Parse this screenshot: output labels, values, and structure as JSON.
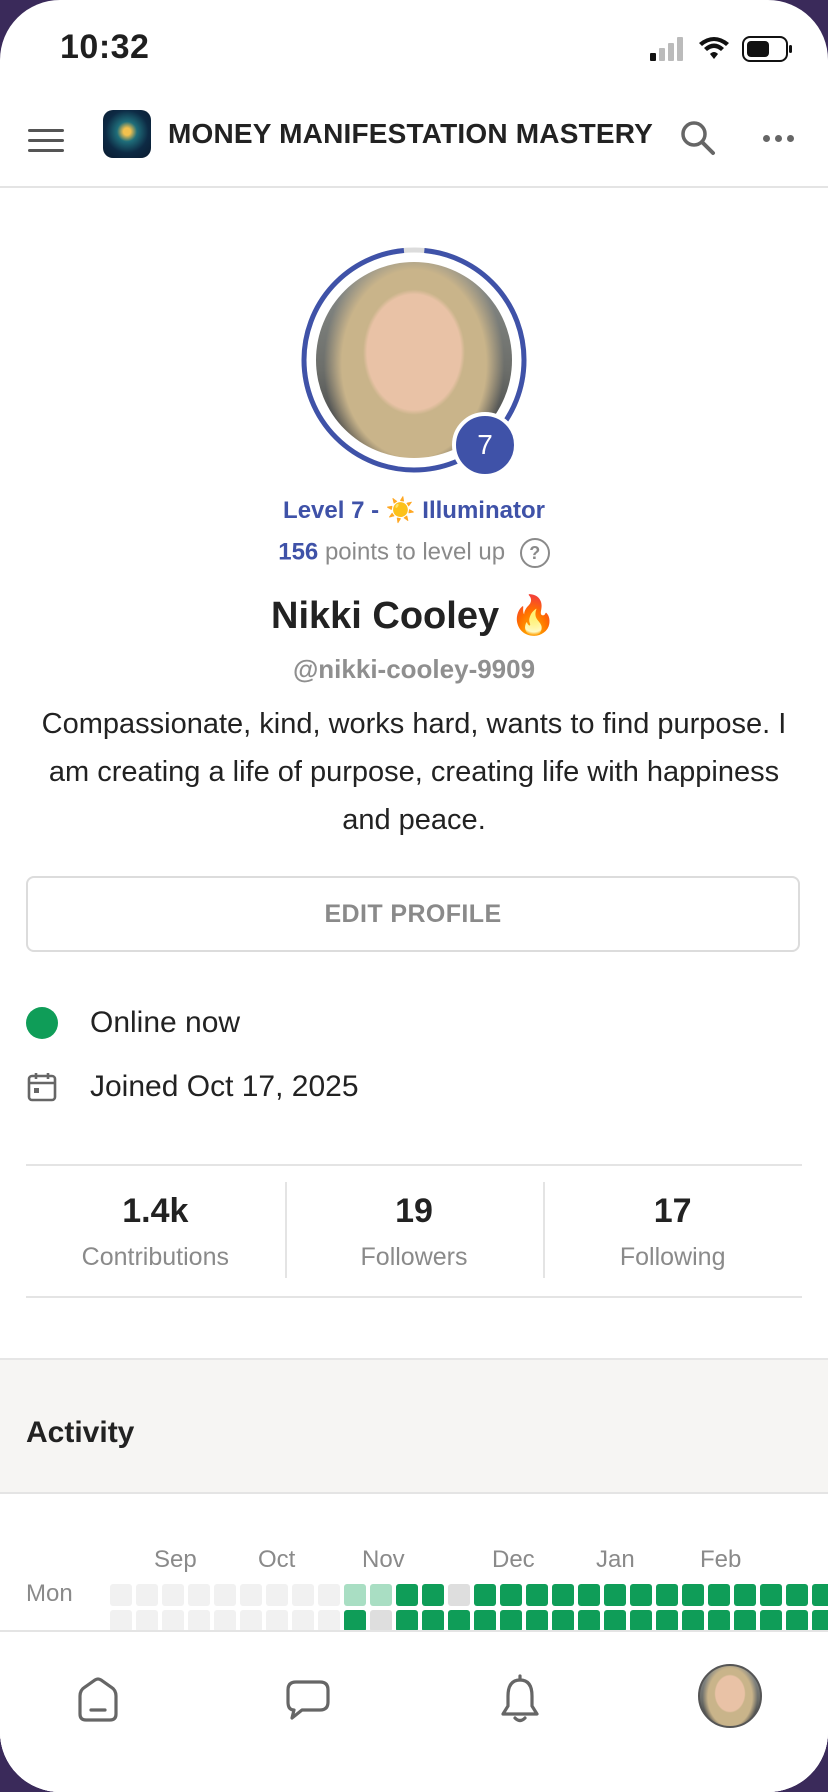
{
  "status_bar": {
    "time": "10:32"
  },
  "app_bar": {
    "title": "MONEY MANIFESTATION MASTERY"
  },
  "profile": {
    "level_badge": "7",
    "level_progress_fraction": 0.97,
    "level_text": "Level 7 - ☀️ Illuminator",
    "points_value": "156",
    "points_suffix": "points to level up",
    "help_glyph": "?",
    "name": "Nikki Cooley 🔥",
    "handle": "@nikki-cooley-9909",
    "bio": "Compassionate, kind, works hard, wants to find purpose. I am creating a life of purpose, creating life with happiness and peace.",
    "edit_button": "EDIT PROFILE",
    "online_status": "Online now",
    "joined": "Joined Oct 17, 2025"
  },
  "stats": [
    {
      "value": "1.4k",
      "label": "Contributions"
    },
    {
      "value": "19",
      "label": "Followers"
    },
    {
      "value": "17",
      "label": "Following"
    }
  ],
  "activity": {
    "title": "Activity",
    "months": [
      "Sep",
      "Oct",
      "Nov",
      "Dec",
      "Jan",
      "Feb"
    ],
    "day_labels": [
      "Mon"
    ],
    "row1": [
      "e",
      "e",
      "e",
      "e",
      "e",
      "e",
      "e",
      "e",
      "e",
      "l",
      "l",
      "g",
      "g",
      "d",
      "g",
      "g",
      "g",
      "g",
      "g",
      "g",
      "g",
      "g",
      "g",
      "g",
      "g",
      "g",
      "g",
      "g"
    ],
    "row2": [
      "e",
      "e",
      "e",
      "e",
      "e",
      "e",
      "e",
      "e",
      "e",
      "g",
      "d",
      "g",
      "g",
      "g",
      "g",
      "g",
      "g",
      "g",
      "g",
      "g",
      "g",
      "g",
      "g",
      "g",
      "g",
      "g",
      "g",
      "g"
    ]
  },
  "colors": {
    "accent": "#3f52a8",
    "online": "#0f9d58",
    "muted": "#8a8a8a"
  },
  "bottom_nav": [
    "home-icon",
    "chat-icon",
    "bell-icon",
    "profile-avatar"
  ]
}
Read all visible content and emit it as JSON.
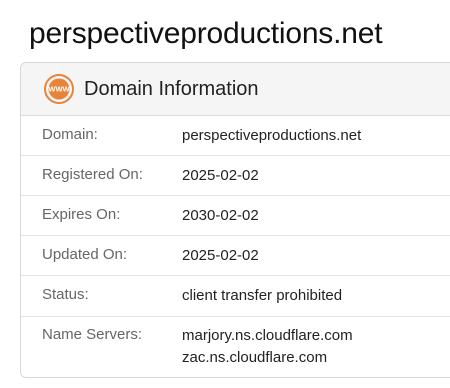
{
  "site_title": "perspectiveproductions.net",
  "card": {
    "title": "Domain Information",
    "icon": "www-icon",
    "icon_text": "WWW",
    "accent_color": "#e8833a",
    "rows": [
      {
        "label": "Domain:",
        "value": "perspectiveproductions.net"
      },
      {
        "label": "Registered On:",
        "value": "2025-02-02"
      },
      {
        "label": "Expires On:",
        "value": "2030-02-02"
      },
      {
        "label": "Updated On:",
        "value": "2025-02-02"
      },
      {
        "label": "Status:",
        "value": "client transfer prohibited"
      },
      {
        "label": "Name Servers:",
        "values": [
          "marjory.ns.cloudflare.com",
          "zac.ns.cloudflare.com"
        ]
      }
    ]
  }
}
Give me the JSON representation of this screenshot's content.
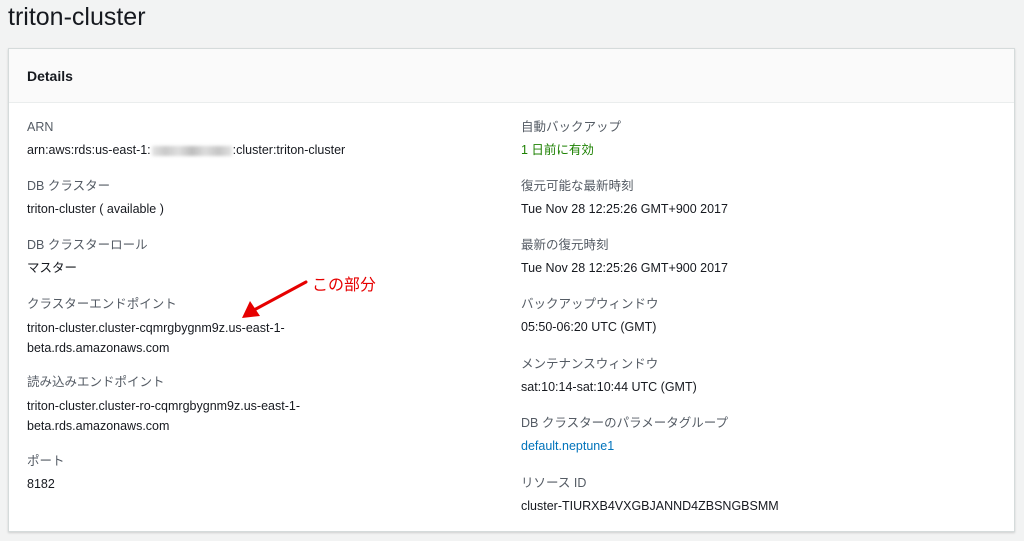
{
  "page": {
    "title": "triton-cluster"
  },
  "details": {
    "heading": "Details",
    "left": {
      "arn": {
        "label": "ARN",
        "prefix": "arn:aws:rds:us-east-1:",
        "suffix": ":cluster:triton-cluster"
      },
      "db_cluster": {
        "label": "DB クラスター",
        "value": "triton-cluster ( available )"
      },
      "db_cluster_role": {
        "label": "DB クラスターロール",
        "value": "マスター"
      },
      "cluster_endpoint": {
        "label": "クラスターエンドポイント",
        "line1": "triton-cluster.cluster-cqmrgbygnm9z.us-east-1-",
        "line2": "beta.rds.amazonaws.com"
      },
      "reader_endpoint": {
        "label": "読み込みエンドポイント",
        "line1": "triton-cluster.cluster-ro-cqmrgbygnm9z.us-east-1-",
        "line2": "beta.rds.amazonaws.com"
      },
      "port": {
        "label": "ポート",
        "value": "8182"
      }
    },
    "right": {
      "auto_backup": {
        "label": "自動バックアップ",
        "value": "1 日前に有効"
      },
      "latest_restorable": {
        "label": "復元可能な最新時刻",
        "value": "Tue Nov 28 12:25:26 GMT+900 2017"
      },
      "latest_restore": {
        "label": "最新の復元時刻",
        "value": "Tue Nov 28 12:25:26 GMT+900 2017"
      },
      "backup_window": {
        "label": "バックアップウィンドウ",
        "value": "05:50-06:20 UTC (GMT)"
      },
      "maintenance_window": {
        "label": "メンテナンスウィンドウ",
        "value": "sat:10:14-sat:10:44 UTC (GMT)"
      },
      "param_group": {
        "label": "DB クラスターのパラメータグループ",
        "value": "default.neptune1"
      },
      "resource_id": {
        "label": "リソース ID",
        "value": "cluster-TIURXB4VXGBJANND4ZBSNGBSMM"
      }
    }
  },
  "annotation": {
    "text": "この部分",
    "color": "#e60000"
  },
  "colors": {
    "link": "#0073bb",
    "success": "#1d8102",
    "label": "#545b64"
  },
  "icons": {
    "annotation_arrow": "red-arrow-icon"
  }
}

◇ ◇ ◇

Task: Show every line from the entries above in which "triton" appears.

Solution for this task:
    "title": "triton-cluster"
        "suffix": ":cluster:triton-cluster"
        "value": "triton-cluster ( available )"
        "line1": "triton-cluster.cluster-cqmrgbygnm9z.us-east-1-",
        "line1": "triton-cluster.cluster-ro-cqmrgbygnm9z.us-east-1-",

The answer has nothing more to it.